Top of INPUT MATERIAL

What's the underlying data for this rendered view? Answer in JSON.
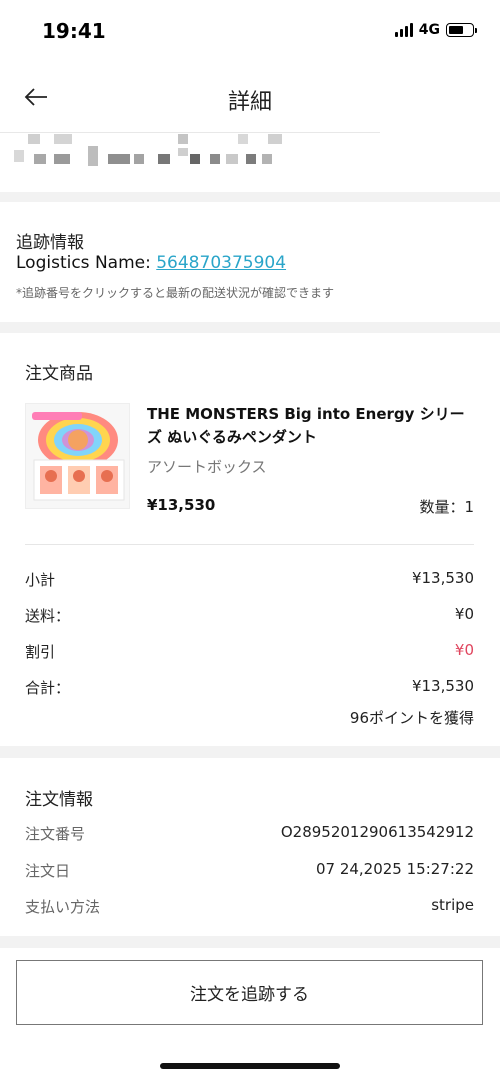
{
  "status_bar": {
    "time": "19:41",
    "network": "4G",
    "battery_level": 0.62
  },
  "nav": {
    "title": "詳細",
    "back_icon": "arrow-left-icon"
  },
  "tracking": {
    "title": "追跡情報",
    "logistics_label": "Logistics Name: ",
    "tracking_number": "564870375904",
    "note": "*追跡番号をクリックすると最新の配送状況が確認できます"
  },
  "order_items": {
    "title": "注文商品",
    "product": {
      "name": "THE MONSTERS Big into Energy シリーズ ぬいぐるみペンダント",
      "variant": "アソートボックス",
      "price": "¥13,530",
      "quantity": "数量：1"
    },
    "summary": [
      {
        "label": "小計",
        "value": "¥13,530"
      },
      {
        "label": "送料：",
        "value": "¥0"
      },
      {
        "label": "割引",
        "value": "¥0"
      },
      {
        "label": "合計：",
        "value": "¥13,530"
      }
    ],
    "points": "96ポイントを獲得",
    "accent_colors": {
      "link": "#2aa5c9",
      "discount": "#e0455e"
    }
  },
  "order_info": {
    "title": "注文情報",
    "rows": [
      {
        "label": "注文番号",
        "value": "O2895201290613542912"
      },
      {
        "label": "注文日",
        "value": "07 24,2025 15:27:22"
      },
      {
        "label": "支払い方法",
        "value": "stripe"
      }
    ]
  },
  "bottom": {
    "track_button": "注文を追跡する"
  }
}
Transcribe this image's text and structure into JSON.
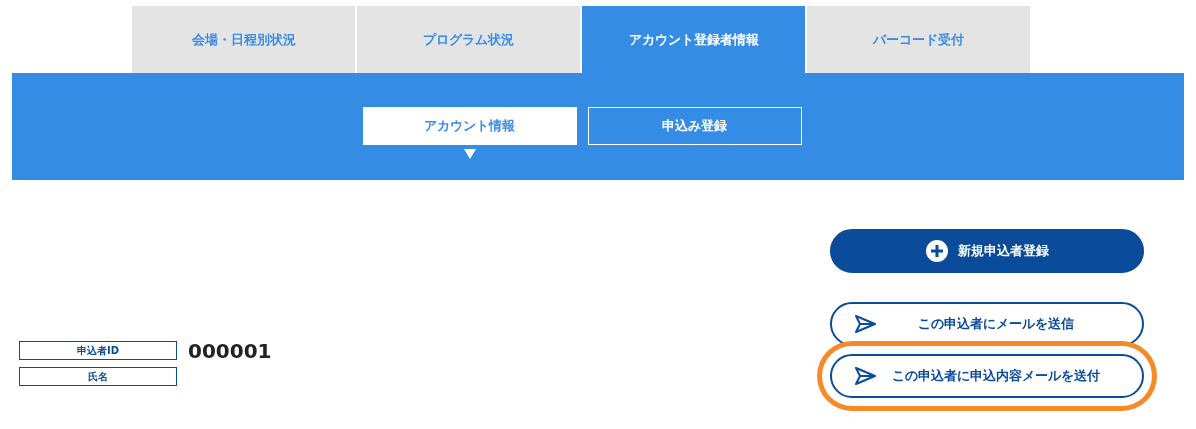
{
  "tabs": [
    {
      "label": "会場・日程別状況",
      "selected": false
    },
    {
      "label": "プログラム状況",
      "selected": false
    },
    {
      "label": "アカウント登録者情報",
      "selected": true
    },
    {
      "label": "バーコード受付",
      "selected": false
    }
  ],
  "subtabs": [
    {
      "label": "アカウント情報",
      "selected": true
    },
    {
      "label": "申込み登録",
      "selected": false
    }
  ],
  "actions": [
    {
      "kind": "primary",
      "label": "新規申込者登録",
      "highlighted": false
    },
    {
      "kind": "mail",
      "label": "この申込者にメールを送信",
      "highlighted": false
    },
    {
      "kind": "mail",
      "label": "この申込者に申込内容メールを送付",
      "highlighted": true
    }
  ],
  "fields": [
    {
      "label": "申込者ID",
      "value": "000001"
    },
    {
      "label": "氏名"
    }
  ]
}
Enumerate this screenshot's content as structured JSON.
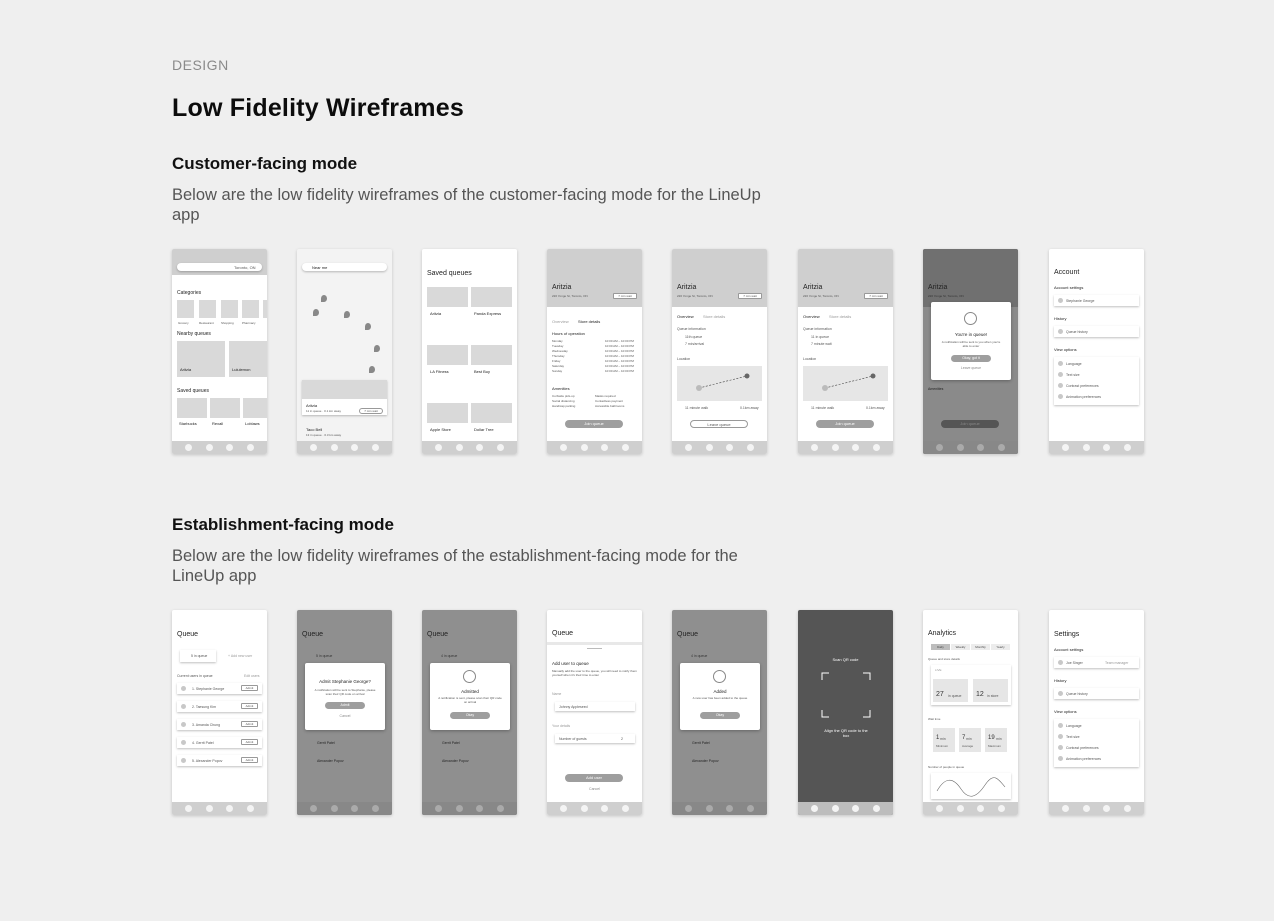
{
  "header": {
    "eyebrow": "DESIGN",
    "title": "Low Fidelity Wireframes"
  },
  "customer": {
    "heading": "Customer-facing mode",
    "description": "Below are the low fidelity wireframes of the customer-facing mode for the LineUp app"
  },
  "establishment": {
    "heading": "Establishment-facing mode",
    "description": "Below are the low fidelity wireframes of the establishment-facing mode for the LineUp app"
  },
  "screens": {
    "c1": {
      "location": "Toronto, ON",
      "categories": "Categories",
      "cats": [
        "Grocery",
        "Restaurant",
        "Shopping",
        "Pharmacy"
      ],
      "nearby": "Nearby queues",
      "nearby_items": [
        "Aritzia",
        "Lululemon"
      ],
      "saved": "Saved queues",
      "saved_items": [
        "Starbucks",
        "Rexall",
        "Loblaws"
      ]
    },
    "c2": {
      "search": "Near me",
      "card1_name": "Aritzia",
      "card1_meta": "11 in queue · 0.1 km away",
      "card1_btn": "7 min wait",
      "card2_name": "Taco Bell",
      "card2_meta": "13 in queue · 0.3 km away",
      "card2_btn": "8 min wait"
    },
    "c3": {
      "title": "Saved queues",
      "items": [
        "Aritzia",
        "Panda Express",
        "LA Fitness",
        "Best Buy",
        "Apple Store",
        "Dollar Tree"
      ]
    },
    "c4": {
      "name": "Aritzia",
      "address": "220 Yonge St, Toronto, ON",
      "wait": "7 min wait",
      "tab1": "Overview",
      "tab2": "Store details",
      "hours_title": "Hours of operation",
      "days": [
        "Monday",
        "Tuesday",
        "Wednesday",
        "Thursday",
        "Friday",
        "Saturday",
        "Sunday"
      ],
      "hours": "10:00 AM – 10:00 PM",
      "amenities": "Amenities",
      "amen_left": [
        "Curbside pick-up",
        "Social distancing",
        "Handicap parking"
      ],
      "amen_right": [
        "Masks required",
        "Contactless payment",
        "Accessible bathrooms"
      ],
      "button": "Join queue"
    },
    "c5": {
      "name": "Aritzia",
      "address": "220 Yonge St, Toronto, ON",
      "wait": "7 min wait",
      "tab1": "Overview",
      "tab2": "Store details",
      "info_title": "Queue information",
      "info1": "11th queue",
      "info2": "7 min/arrival",
      "location": "Location",
      "walk": "11 minute walk",
      "dist": "0.1km away",
      "button": "Leave queue"
    },
    "c6": {
      "name": "Aritzia",
      "address": "220 Yonge St, Toronto, ON",
      "wait": "7 min wait",
      "tab1": "Overview",
      "tab2": "Store details",
      "info_title": "Queue information",
      "info1": "11 in queue",
      "info2": "7 minute wait",
      "location": "Location",
      "walk": "11 minute walk",
      "dist": "0.1km away",
      "button": "Join queue"
    },
    "c7": {
      "name": "Aritzia",
      "address": "220 Yonge St, Toronto, ON",
      "modal_title": "You're in queue!",
      "modal_text": "A notification will be sent to you when you're able to enter",
      "modal_btn": "Okay, got it",
      "modal_link": "Leave queue",
      "amenities": "Amenities",
      "button": "Join queue"
    },
    "c8": {
      "title": "Account",
      "account_settings": "Account settings",
      "user": "Stephanie George",
      "history": "History",
      "queue_history": "Queue history",
      "view_options": "View options",
      "options": [
        "Language",
        "Text size",
        "Contrast preferences",
        "Animation preferences"
      ]
    },
    "e1": {
      "title": "Queue",
      "count": "5 in queue",
      "add": "+ Add new user",
      "current": "Current users in queue",
      "edit": "Edit users",
      "users": [
        "1. Stephanie George",
        "2. Taesung Kim",
        "3. Amanda Chung",
        "4. Gerrit Patel",
        "5. Alexander Popov"
      ],
      "admit": "Admit"
    },
    "e2": {
      "title": "Queue",
      "count": "5 in queue",
      "modal_title": "Admit Stephanie George?",
      "modal_text": "A notification will be sent to Stephanie, please scan their QR code on arrival",
      "modal_btn": "Admit",
      "modal_link": "Cancel",
      "users": [
        "Gerrit Patel",
        "Alexander Popov"
      ],
      "admit": "Admit"
    },
    "e3": {
      "title": "Queue",
      "count": "4 in queue",
      "modal_title": "Admitted",
      "modal_text": "A notification is sent, please scan their QR code on arrival",
      "modal_btn": "Okay",
      "users": [
        "Gerrit Patel",
        "Alexander Popov"
      ],
      "admit": "Admit"
    },
    "e4": {
      "title": "Queue",
      "sheet_title": "Add user to queue",
      "sheet_text": "Manually add the user to the queue, you will need to notify them yourself when it's their time to enter",
      "name_label": "Name",
      "name_value": "Johnny Appleseed",
      "details_label": "Your details",
      "guests_label": "Number of guests",
      "guests_value": "2",
      "button": "Add user",
      "cancel": "Cancel"
    },
    "e5": {
      "title": "Queue",
      "count": "4 in queue",
      "modal_title": "Added",
      "modal_text": "A new user has been added to the queue",
      "modal_btn": "Okay",
      "users": [
        "Gerrit Patel",
        "Alexander Popov"
      ],
      "admit": "Admit"
    },
    "e6": {
      "title": "Scan QR code",
      "hint": "Align the QR code to the box"
    },
    "e7": {
      "title": "Analytics",
      "tabs": [
        "Daily",
        "Weekly",
        "Monthly",
        "Yearly"
      ],
      "queue_details": "Queue and store details",
      "live": "LIVE",
      "in_queue_num": "27",
      "in_queue_label": "in queue",
      "in_store_num": "12",
      "in_store_label": "in store",
      "wait_title": "Wait time",
      "waits": [
        {
          "value": "1",
          "unit": "min",
          "label": "Minimum"
        },
        {
          "value": "7",
          "unit": "min",
          "label": "Average"
        },
        {
          "value": "19",
          "unit": "min",
          "label": "Maximum"
        }
      ],
      "people_title": "Number of people in queue"
    },
    "e8": {
      "title": "Settings",
      "account_settings": "Account settings",
      "user": "Joe Singer",
      "role": "Team manager",
      "history": "History",
      "queue_history": "Queue history",
      "view_options": "View options",
      "options": [
        "Language",
        "Text size",
        "Contrast preferences",
        "Animation preferences"
      ]
    }
  }
}
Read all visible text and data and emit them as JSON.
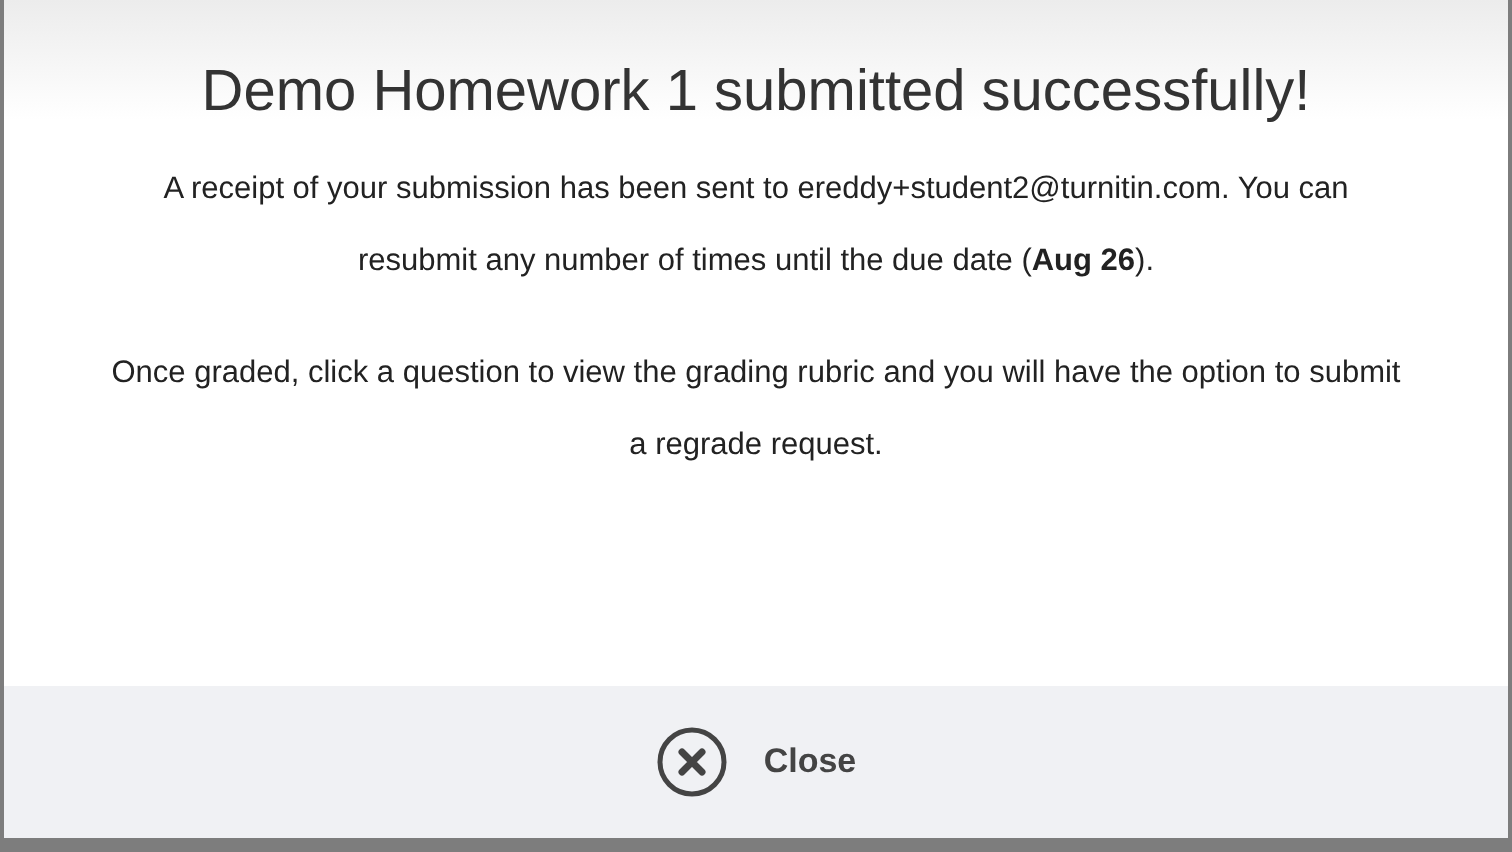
{
  "dialog": {
    "title": "Demo Homework 1 submitted successfully!",
    "paragraphs": [
      "A receipt of your submission has been sent to ereddy+student2@turnitin.com. You can resubmit any number of times until the due date (**Aug 26**).",
      "Once graded, click a question to view the grading rubric and you will have the option to submit a regrade request."
    ],
    "close_button": {
      "label": "Close"
    }
  }
}
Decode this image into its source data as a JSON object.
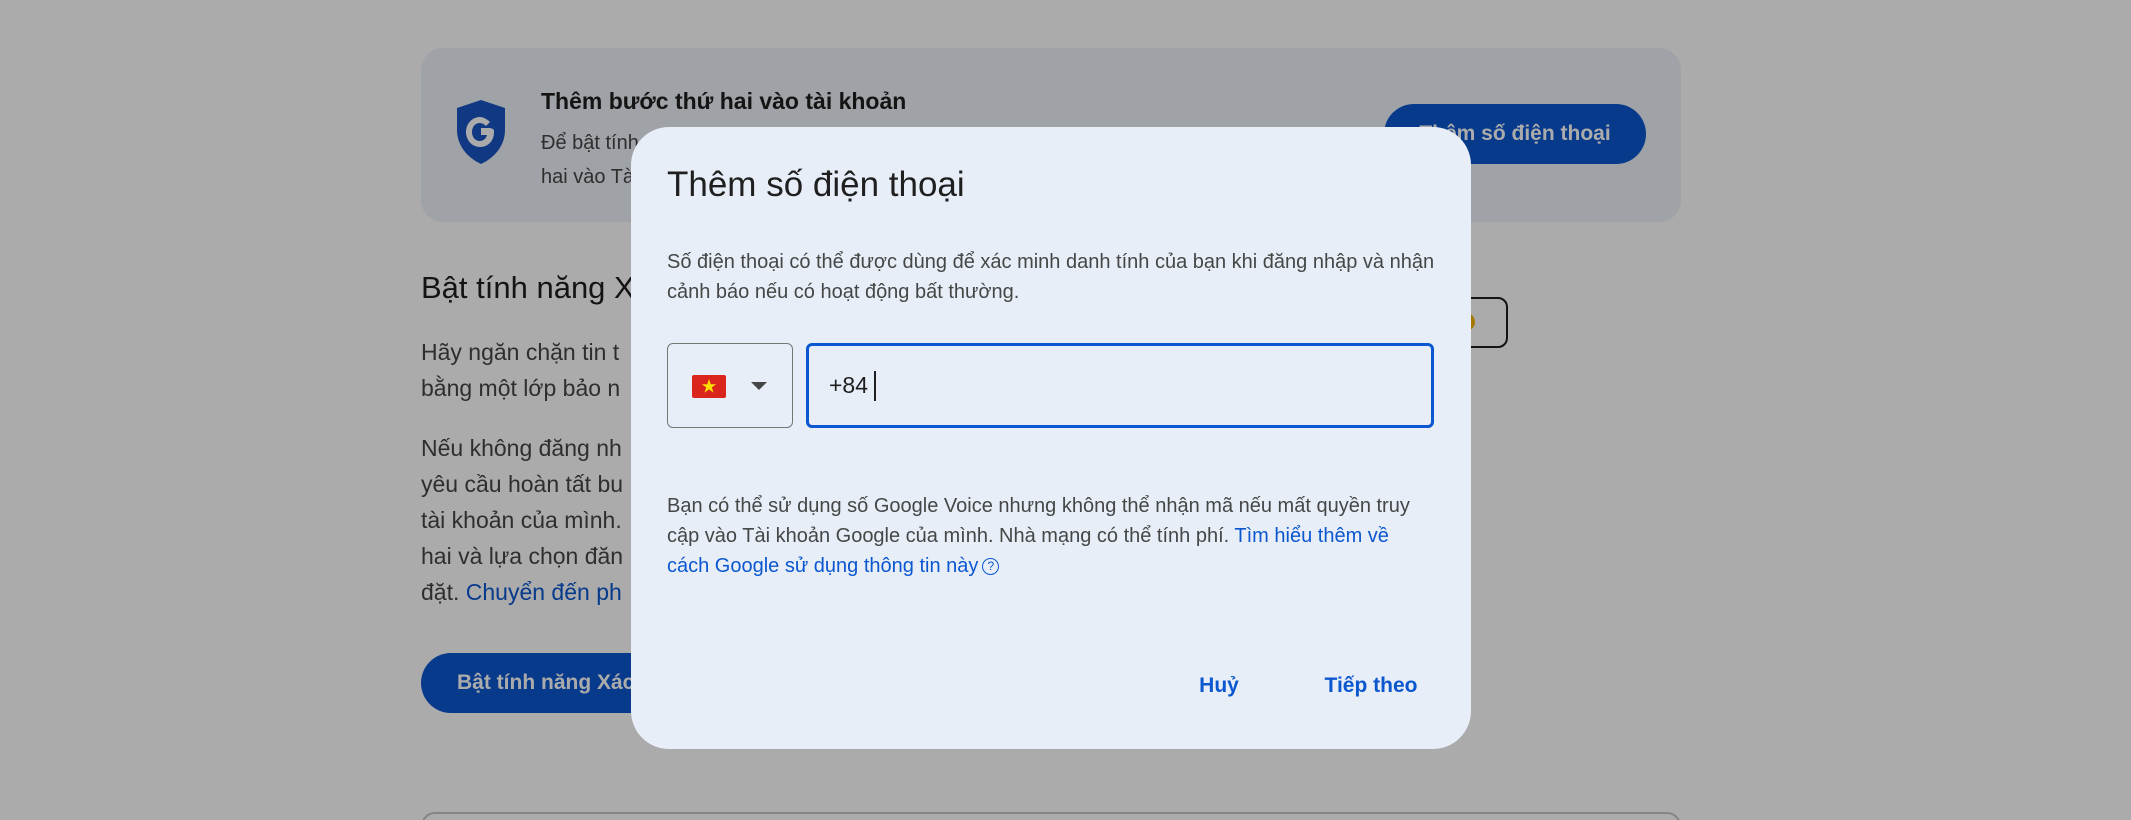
{
  "banner": {
    "title": "Thêm bước thứ hai vào tài khoản",
    "description": "Để bật tính\nhai vào Tà",
    "button_label": "Thêm số điện thoại"
  },
  "section": {
    "title": "Bật tính năng X",
    "paragraph1": "Hãy ngăn chặn tin t\nbằng một lớp bảo n",
    "paragraph2_text": "Nếu không đăng nh\nyêu cầu hoàn tất bu\ntài khoản của mình.\nhai và lựa chọn đăn\nđặt. ",
    "paragraph2_link": "Chuyển đến ph",
    "primary_button_label": "Bật tính năng Xác"
  },
  "colors": {
    "accent": "#0b57d0",
    "dialog_bg": "#e8eef7",
    "scrim": "rgba(0,0,0,0.33)"
  },
  "dialog": {
    "title": "Thêm số điện thoại",
    "description": "Số điện thoại có thể được dùng để xác minh danh tính của bạn khi đăng nhập và nhận cảnh báo nếu có hoạt động bất thường.",
    "country_selected": "VN",
    "country_flag_icon": "vietnam-flag-icon",
    "phone_value": "+84",
    "note_text": "Bạn có thể sử dụng số Google Voice nhưng không thể nhận mã nếu mất quyền truy cập vào Tài khoản Google của mình. Nhà mạng có thể tính phí. ",
    "note_link": "Tìm hiểu thêm về cách Google sử dụng thông tin này",
    "help_icon": "?",
    "cancel_label": "Huỷ",
    "next_label": "Tiếp theo"
  }
}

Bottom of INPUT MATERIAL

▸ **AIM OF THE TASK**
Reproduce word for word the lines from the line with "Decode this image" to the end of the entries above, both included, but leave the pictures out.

▸ **RESPONSE**
Decode this image into its source data as a JSON object.
{
  "banner": {
    "title": "Thêm bước thứ hai vào tài khoản",
    "description": "Để bật tính\nhai vào Tà",
    "button_label": "Thêm số điện thoại"
  },
  "section": {
    "title": "Bật tính năng X",
    "paragraph1": "Hãy ngăn chặn tin t\nbằng một lớp bảo n",
    "paragraph2_text": "Nếu không đăng nh\nyêu cầu hoàn tất bu\ntài khoản của mình.\nhai và lựa chọn đăn\nđặt. ",
    "paragraph2_link": "Chuyển đến ph",
    "primary_button_label": "Bật tính năng Xác"
  },
  "colors": {
    "accent": "#0b57d0",
    "dialog_bg": "#e8eef7",
    "scrim": "rgba(0,0,0,0.33)"
  },
  "dialog": {
    "title": "Thêm số điện thoại",
    "description": "Số điện thoại có thể được dùng để xác minh danh tính của bạn khi đăng nhập và nhận cảnh báo nếu có hoạt động bất thường.",
    "country_selected": "VN",
    "country_flag_icon": "vietnam-flag-icon",
    "phone_value": "+84",
    "note_text": "Bạn có thể sử dụng số Google Voice nhưng không thể nhận mã nếu mất quyền truy cập vào Tài khoản Google của mình. Nhà mạng có thể tính phí. ",
    "note_link": "Tìm hiểu thêm về cách Google sử dụng thông tin này",
    "help_icon": "?",
    "cancel_label": "Huỷ",
    "next_label": "Tiếp theo"
  }
}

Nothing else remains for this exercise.